Employers, local unions, contractor associations, and the state labor department often sponsor apprenticeship programs. The basic qualifications for entering an apprenticeship program are as follows:
Manual dexterity. When handling very small parts, workers must have a steady hand and good hand-eye coordination.
Mechanical skills. Industrial machinery mechanics, machinery maintenance workers, and millwrights use technical manuals and sophisticated diagnostic equipment to figure out why machines are not working. Workers must be able to reassemble large, complex machines after finishing a repair.
Troubleshooting skills. Industrial machinery mechanics, machinery maintenance workers, and millwrights must observe, diagnose, and fix problems that a machine may be having.
The median annual wage for industrial machinery mechanics, machinery maintenance workers, and millwrights was $48,410 in May 2015. The median wage is the wage at which half the workers in an occupation earned more than that amount and half earned less. The lowest 10 percent earned less than $30,670, and the highest 10 percent earned more than $74,090.
Median annual wages for industrial machinery mechanics, machinery maintenance workers, and millwrights in May 2015 were as follows:
|Industrial machinery mechanics||49,690|
|Maintenance workers, machinery||43,260|

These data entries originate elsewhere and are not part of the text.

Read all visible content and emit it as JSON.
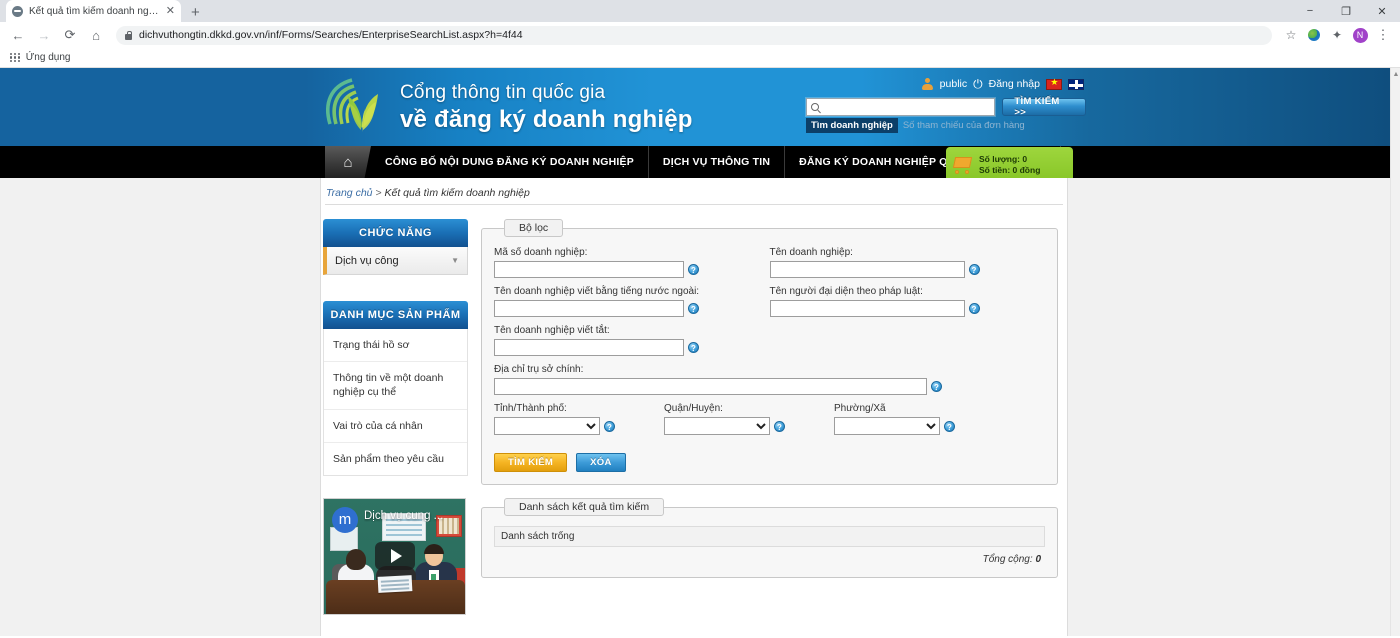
{
  "browser": {
    "tab_title": "Kết quả tìm kiếm doanh nghiệp",
    "tab_close": "✕",
    "new_tab": "+",
    "url": "dichvuthongtin.dkkd.gov.vn/inf/Forms/Searches/EnterpriseSearchList.aspx?h=4f44",
    "back": "←",
    "forward": "→",
    "reload": "⟳",
    "home": "⌂",
    "star": "☆",
    "puzzle": "✦",
    "profile_initial": "N",
    "kebab": "⋮",
    "minimize": "−",
    "maximize": "❐",
    "close": "✕",
    "bookmark_label": "Ứng dụng"
  },
  "header": {
    "brand_line1": "Cổng thông tin quốc gia",
    "brand_line2": "về đăng ký doanh nghiệp",
    "account_name": "public",
    "login_label": "Đăng nhập",
    "search_value": "",
    "search_placeholder": "",
    "search_button": "TÌM KIẾM >>",
    "search_tab_active": "Tìm doanh nghiệp",
    "search_tab_inactive": "Số tham chiếu của đơn hàng",
    "lang_vn": "VN",
    "lang_en": "EN"
  },
  "nav": {
    "home_icon": "⌂",
    "items": [
      {
        "label": "CÔNG BỐ NỘI DUNG ĐĂNG KÝ DOANH NGHIỆP"
      },
      {
        "label": "DỊCH VỤ THÔNG TIN"
      },
      {
        "label": "ĐĂNG KÝ DOANH NGHIỆP QUA MẠNG ĐIỆN TỬ"
      }
    ],
    "cart_qty": "Số lượng: 0",
    "cart_amount": "Số tiền: 0 đồng"
  },
  "breadcrumb": {
    "home": "Trang chủ",
    "separator": ">",
    "current": "Kết quả tìm kiếm doanh nghiệp"
  },
  "sidebar": {
    "functions_title": "CHỨC NĂNG",
    "functions_selected": "Dịch vụ công",
    "chevron": "▼",
    "catalog_title": "DANH MỤC SẢN PHẨM",
    "catalog_items": [
      {
        "label": "Trạng thái hồ sơ"
      },
      {
        "label": "Thông tin về một doanh nghiệp cụ thể"
      },
      {
        "label": "Vai trò của cá nhân"
      },
      {
        "label": "Sản phẩm theo yêu cầu"
      }
    ],
    "video_badge": "m",
    "video_title": "Dịch vụ cung ...",
    "video_play": "▶"
  },
  "filter": {
    "legend": "Bộ lọc",
    "fields": {
      "enterprise_code_label": "Mã số doanh nghiệp:",
      "enterprise_code_value": "",
      "enterprise_name_label": "Tên doanh nghiệp:",
      "enterprise_name_value": "",
      "foreign_name_label": "Tên doanh nghiệp viết bằng tiếng nước ngoài:",
      "foreign_name_value": "",
      "legal_rep_label": "Tên người đại diện theo pháp luật:",
      "legal_rep_value": "",
      "short_name_label": "Tên doanh nghiệp viết tắt:",
      "short_name_value": "",
      "address_label": "Địa chỉ trụ sở chính:",
      "address_value": "",
      "province_label": "Tỉnh/Thành phố:",
      "province_value": "",
      "district_label": "Quận/Huyện:",
      "district_value": "",
      "ward_label": "Phường/Xã",
      "ward_value": ""
    },
    "help_icon": "?",
    "search_button": "TÌM KIẾM",
    "clear_button": "XÓA"
  },
  "results": {
    "legend": "Danh sách kết quả tìm kiếm",
    "empty_text": "Danh sách trống",
    "total_label": "Tổng cộng:",
    "total_value": "0"
  },
  "colors": {
    "header_blue": "#2193d6",
    "header_blue_dark": "#15639f",
    "nav_black": "#000000",
    "panel_blue": "#1a6fb5",
    "accent_orange": "#e8a53a",
    "cart_green": "#9ed63d",
    "button_yellow": "#f5b423",
    "button_blue": "#3d9bd8"
  }
}
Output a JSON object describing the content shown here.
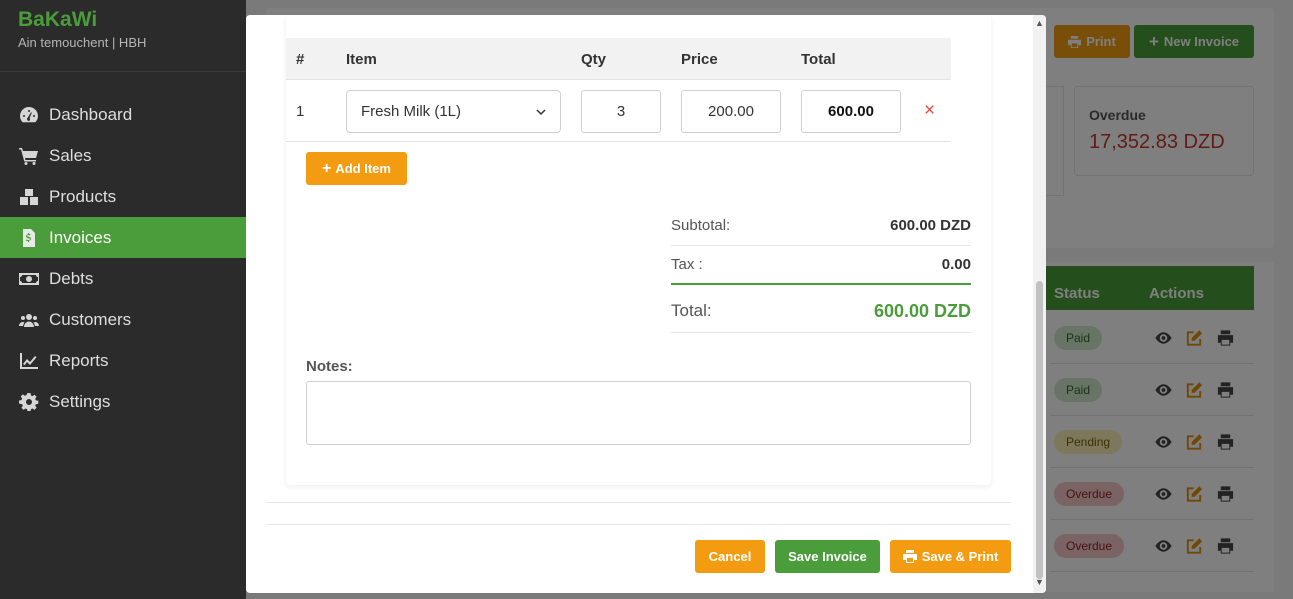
{
  "sidebar": {
    "brand": "BaKaWi",
    "subtitle": "Ain temouchent | HBH",
    "items": [
      {
        "label": "Dashboard",
        "icon": "gauge-icon"
      },
      {
        "label": "Sales",
        "icon": "cart-icon"
      },
      {
        "label": "Products",
        "icon": "boxes-icon"
      },
      {
        "label": "Invoices",
        "icon": "invoice-icon",
        "active": true
      },
      {
        "label": "Debts",
        "icon": "money-icon"
      },
      {
        "label": "Customers",
        "icon": "users-icon"
      },
      {
        "label": "Reports",
        "icon": "chart-line-icon"
      },
      {
        "label": "Settings",
        "icon": "gear-icon"
      }
    ]
  },
  "background": {
    "print_label": "Print",
    "new_invoice_label": "New Invoice",
    "overdue_card": {
      "label": "Overdue",
      "value": "17,352.83 DZD"
    },
    "table": {
      "status_header": "Status",
      "actions_header": "Actions",
      "rows": [
        {
          "status": "Paid",
          "kind": "paid"
        },
        {
          "status": "Paid",
          "kind": "paid"
        },
        {
          "status": "Pending",
          "kind": "pending"
        },
        {
          "status": "Overdue",
          "kind": "overdue"
        },
        {
          "status": "Overdue",
          "kind": "overdue"
        }
      ]
    }
  },
  "modal": {
    "columns": [
      "#",
      "Item",
      "Qty",
      "Price",
      "Total"
    ],
    "rows": [
      {
        "num": "1",
        "item": "Fresh Milk (1L)",
        "qty": "3",
        "price": "200.00",
        "total": "600.00",
        "delete": "×"
      }
    ],
    "add_item_label": "Add Item",
    "subtotal_label": "Subtotal:",
    "subtotal_value": "600.00 DZD",
    "tax_label": "Tax :",
    "tax_value": "0.00",
    "total_label": "Total:",
    "total_value": "600.00 DZD",
    "notes_label": "Notes:",
    "notes_value": "",
    "cancel_label": "Cancel",
    "save_label": "Save Invoice",
    "save_print_label": "Save & Print"
  },
  "colors": {
    "brand_green": "#4a9d3a",
    "orange": "#f39c12",
    "danger": "#e74c3c",
    "sidebar_bg": "#2b2b2b"
  }
}
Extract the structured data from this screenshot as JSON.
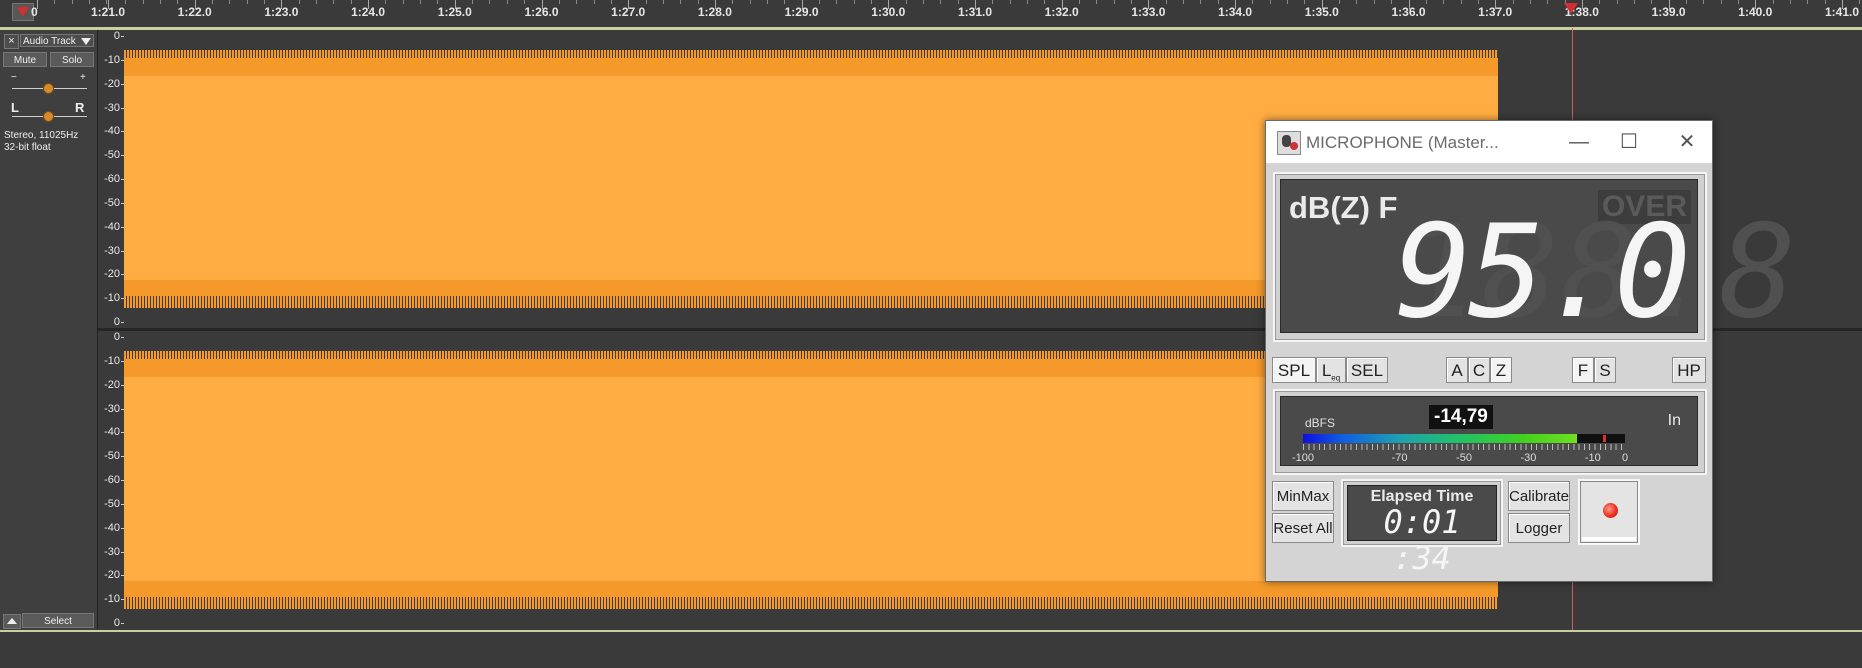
{
  "ruler": {
    "labels": [
      "0",
      "1:21.0",
      "1:22.0",
      "1:23.0",
      "1:24.0",
      "1:25.0",
      "1:26.0",
      "1:27.0",
      "1:28.0",
      "1:29.0",
      "1:30.0",
      "1:31.0",
      "1:32.0",
      "1:33.0",
      "1:34.0",
      "1:35.0",
      "1:36.0",
      "1:37.0",
      "1:38.0",
      "1:39.0",
      "1:40.0",
      "1:41.0"
    ]
  },
  "track": {
    "close_icon": "×",
    "name": "Audio Track",
    "mute_label": "Mute",
    "solo_label": "Solo",
    "gain_minus": "−",
    "gain_plus": "+",
    "pan_left": "L",
    "pan_right": "R",
    "info_line1": "Stereo, 11025Hz",
    "info_line2": "32-bit float",
    "select_label": "Select"
  },
  "vscale": {
    "labels": [
      "0",
      "-10",
      "-20",
      "-30",
      "-40",
      "-50",
      "-60",
      "-50",
      "-40",
      "-30",
      "-20",
      "-10",
      "0"
    ]
  },
  "colors": {
    "waveform": "#ffad42",
    "waveform_edge": "#f59a2a",
    "background": "#3a3a3a"
  },
  "mic": {
    "title": "MICROPHONE (Master...",
    "minimize_icon": "—",
    "maximize_icon": "☐",
    "close_icon": "✕",
    "unit": "dB(Z) F",
    "over": "OVER",
    "ghost_digits": "188.8",
    "value": "95.0",
    "buttons": {
      "spl": "SPL",
      "leq": "L",
      "leq_sub": "eq",
      "sel": "SEL",
      "a": "A",
      "c": "C",
      "z": "Z",
      "f": "F",
      "s": "S",
      "hp": "HP"
    },
    "level": {
      "label": "dBFS",
      "value": "-14,79",
      "input": "In",
      "fill_fraction": 0.85,
      "scale": [
        "-100",
        "-70",
        "-50",
        "-30",
        "-10",
        "0"
      ]
    },
    "minmax": "MinMax",
    "reset_all": "Reset All",
    "elapsed_label": "Elapsed Time",
    "elapsed_value": "0:01 :34",
    "calibrate": "Calibrate",
    "logger": "Logger"
  }
}
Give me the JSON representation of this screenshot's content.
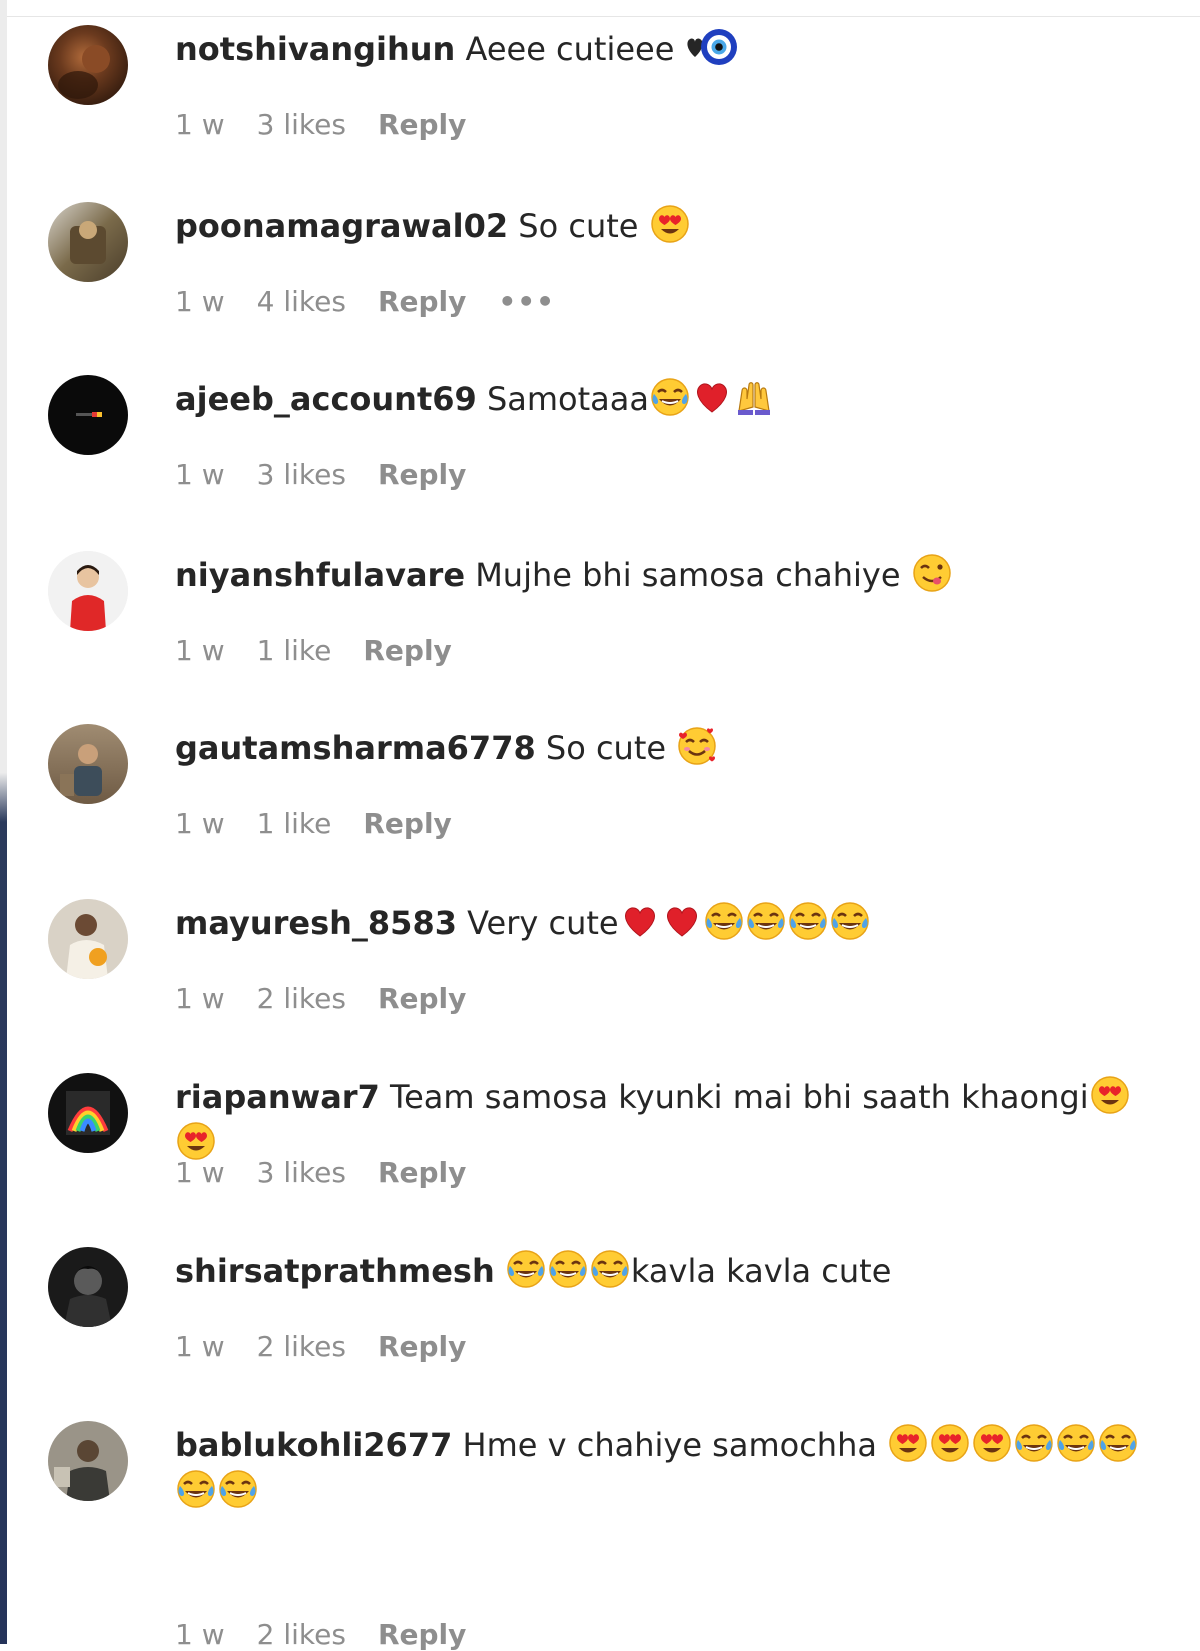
{
  "comments": [
    {
      "username": "notshivangihun",
      "text": "Aeee cutieee",
      "emoji_after": [
        "black-heart-icon",
        "nazar-amulet-icon"
      ],
      "time": "1 w",
      "likes": "3 likes",
      "reply_label": "Reply"
    },
    {
      "username": "poonamagrawal02",
      "text": "So cute",
      "emoji_after": [
        "heart-eyes-emoji"
      ],
      "time": "1 w",
      "likes": "4 likes",
      "reply_label": "Reply",
      "more_label": "•••"
    },
    {
      "username": "ajeeb_account69",
      "text": "Samotaaa",
      "emoji_after": [
        "tears-of-joy-emoji",
        "red-heart-emoji",
        "raising-hands-emoji"
      ],
      "time": "1 w",
      "likes": "3 likes",
      "reply_label": "Reply"
    },
    {
      "username": "niyanshfulavare",
      "text": "Mujhe bhi samosa chahiye",
      "emoji_after": [
        "yum-emoji"
      ],
      "time": "1 w",
      "likes": "1 like",
      "reply_label": "Reply"
    },
    {
      "username": "gautamsharma6778",
      "text": "So cute",
      "emoji_after": [
        "smiling-hearts-emoji"
      ],
      "time": "1 w",
      "likes": "1 like",
      "reply_label": "Reply"
    },
    {
      "username": "mayuresh_8583",
      "text": "Very cute",
      "emoji_after": [
        "red-heart-emoji",
        "red-heart-emoji",
        "tears-of-joy-emoji",
        "tears-of-joy-emoji",
        "tears-of-joy-emoji",
        "tears-of-joy-emoji"
      ],
      "time": "1 w",
      "likes": "2 likes",
      "reply_label": "Reply"
    },
    {
      "username": "riapanwar7",
      "text": "Team samosa kyunki mai bhi saath khaongi",
      "emoji_after": [
        "heart-eyes-emoji",
        "heart-eyes-emoji"
      ],
      "time": "1 w",
      "likes": "3 likes",
      "reply_label": "Reply"
    },
    {
      "username": "shirsatprathmesh",
      "text": "kavla kavla cute",
      "emoji_before": [
        "tears-of-joy-emoji",
        "tears-of-joy-emoji",
        "tears-of-joy-emoji"
      ],
      "time": "1 w",
      "likes": "2 likes",
      "reply_label": "Reply"
    },
    {
      "username": "bablukohli2677",
      "text": "Hme v chahiye samochha",
      "emoji_after": [
        "heart-eyes-emoji",
        "heart-eyes-emoji",
        "heart-eyes-emoji",
        "tears-of-joy-emoji",
        "tears-of-joy-emoji",
        "tears-of-joy-emoji",
        "tears-of-joy-emoji",
        "tears-of-joy-emoji"
      ],
      "time": "1 w",
      "likes": "2 likes",
      "reply_label": "Reply"
    }
  ],
  "colors": {
    "username": "#262626",
    "meta": "#8e8e8e",
    "divider": "#e6e6e6"
  }
}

In May 2015, the median annual wages for industrial machinery mechanics, machinery maintenance workers, and millwrights in the top industries in which they worked were as follows:
|Commercial and industrial machinery and equipment (except automotive and electronic) repair and maintenance||43,540|
Most industrial machinery mechanics and machinery maintenance workers are employed full time during regular business hours. However, mechanics may be on call or assigned to work night or weekend shifts. Overtime is common, particularly for mechanics.
Millwrights are sometimes employed on a contract basis and frequently spend only a few days or weeks at a single site—as long as it takes them to assemble or disassemble an industrial machine. As a result, workers often have variable schedules and may experience downtime between jobs.
Compared with workers in all occupations, industrial machinery mechanics, machinery maintenance workers, and millwrights had a higher percentage of workers who belonged to a union in 2014.
Employment of industrial machinery mechanics, machinery maintenance workers, and millwrights is projected to grow 16 percent from 2014 to 2024, much faster than the average for all occupations. Employment growth will vary by occupation.
Employment of industrial machinery mechanics is projected to grow 18 percent from 2014 to 2024, much faster than the average for all occupations. The increased adoption of sophisticated manufacturing machinery will require more mechanics to keep machines in good working order.
Employment of machinery maintenance workers is projected to grow 8 percent from 2014 to 2024, about as fast as the average for all occupations. Increased automation, including the use of many computer-controlled machines in factories and manufacturing plants, should raise the demand for machinery maintenance workers in order to keep the machines operating well.
Employment of millwrights is projected to grow 15 percent from 2014 to 2024, much faster than the average for all occupations. The increased use of machinery in manufacturing will require millwrights to install and disassemble this equipment, as well as perform some repair work on it.
Overall, applicants with a broad range of skills in machine repair are expected to have good job prospects as older workers retire or otherwise leave the occupation.
Those who complete apprenticeships and educational programs designed for industrial machinery repair should have the best job prospects.
|Occupational Title||Employment, 2014||Projected Employment, 2024||Change, 2014-24|
|Industrial machinery mechanics, machinery maintenance workers, and millwrights||464,400||537,800||16||73,400|
|Industrial machinery mechanics||332,200||391,900||18||59,700|
|Maintenance workers, machinery||91,200||98,700||8||7,400|